Agreeing on a Sale
For joint owners, selling a home can be a hard task. To being with it is rare that both owners come to the conclusion that they want to sell at the exact same time so often there is one owner who is more enthusiastic about selling than the other. When it is agreed that put a home on the market, it can then also be difficult for joint owners to come to consensus on whether the home needs some improvements in order to make it sell more quickly. When a home does goes on the market, agreeing on which offer to select can also cause friction between joint owners. However, with a little bit of patience and some flexibility from both owners, agreeing on a sale needn’t be an impossible task.

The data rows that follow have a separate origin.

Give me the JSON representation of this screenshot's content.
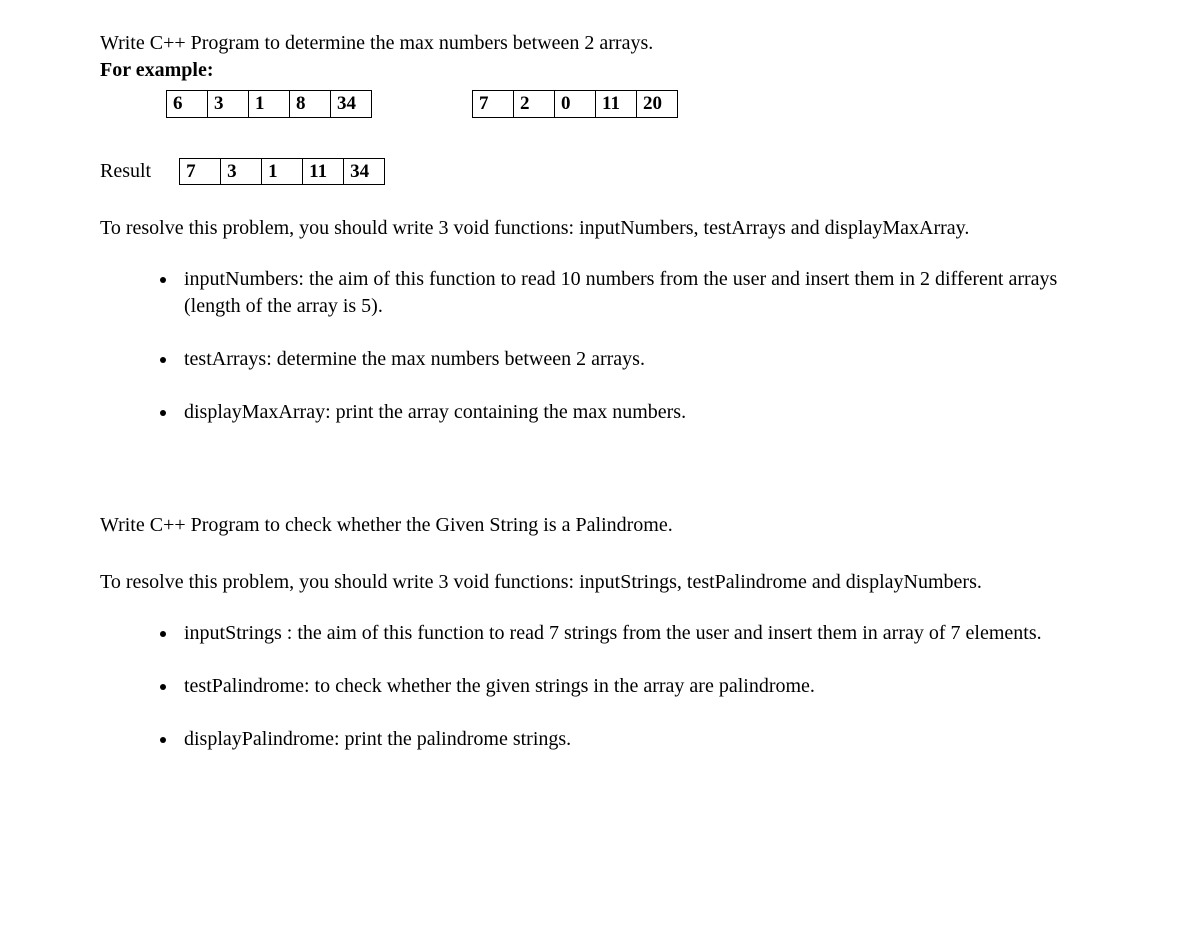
{
  "problem1": {
    "title": "Write C++ Program to determine the max numbers between 2 arrays.",
    "for_example": "For example:",
    "array1": [
      "6",
      "3",
      "1",
      "8",
      "34"
    ],
    "array2": [
      "7",
      "2",
      "0",
      "11",
      "20"
    ],
    "result_label": "Result",
    "result_array": [
      "7",
      "3",
      "1",
      "11",
      "34"
    ],
    "resolve": "To resolve this problem, you should write 3 void functions: inputNumbers, testArrays and displayMaxArray.",
    "bullets": [
      "inputNumbers: the aim of this function to read 10 numbers from the user and insert them in 2 different arrays (length of the array is 5).",
      "testArrays: determine the max numbers between 2 arrays.",
      "displayMaxArray: print the array containing the max numbers."
    ]
  },
  "problem2": {
    "title": "Write C++ Program to check whether the Given String is a Palindrome.",
    "resolve": "To resolve this problem, you should write 3 void functions: inputStrings, testPalindrome and displayNumbers.",
    "bullets": [
      "inputStrings : the aim of this function to read 7 strings from the user and insert them in array of 7 elements.",
      "testPalindrome: to check whether the given strings in the array are palindrome.",
      "displayPalindrome: print the palindrome strings."
    ]
  }
}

Time to SellFor some joint owners, hearing the news that the other owner wants to sell their home comes as a complete surprise. Usually, however, there will be hints that each owner can look out for to determine if the other is getting antsy. Increasingly frequent discussions about the property market, greater interest in house hunting programmes or papers, talk about needing more space or their own place and/or consultations with estate agents are all clues that one owner is thinking about moving on. However, if both owners are named on the deeds then one can not force the other to sell. Instead, joint owners who find themselves at an impasse regarding the sale of their home may want to consider attending mediation sessions about this issue so that each gets the chance to have their say and rationally think through each other’s arguments.
Home ImprovementsEven if both owners are ready to sell there can be disagreements over whether or not home improvements should be completed in order to raise the asking price. For some joint owners it might be as easy as painting a few rooms, but others may feel that bigger projects such as room conversions or even additions may be in order. Both owners should think long and hard before taking on big projects. For one thing such projects may require planning permission if not certainly the help of professional tradesmen. This in itself is likely to greatly slow the time frame of the sale of the home. Bringing in an interior designer to help make the most of what is already there is one way that joint owners may be able to set their home off to its best advantage without having to spend a great deal of money or invest even more of their time and energy into the home they want to sell.
Accepting an OfferAccepting an offer can be tricky for joint owners and there is the possibility of large arguments at this point in the sale process. Again, if both joint owners are named on a deed then they must both agree to a sale for it to legally go through. For some owners this may mean needing to go to county court for an order that either forces or postpones the sale of the home if it is believed that the other owner is attempting to accept an inappropriate offer (for example, one that is too low simply to sell the home quickly or one that is spot on in an attempt to delay the sale of the home). As this process may require legal counsel, joint owners should attempt to work through their differences on their own before getting others involved and costing themselves even more time and money.
Agreeing on a sale can be difficult, but it should not be impossible for joint owners. For further information on the legalities of selling a home, contact a local solicitor or legal aid board.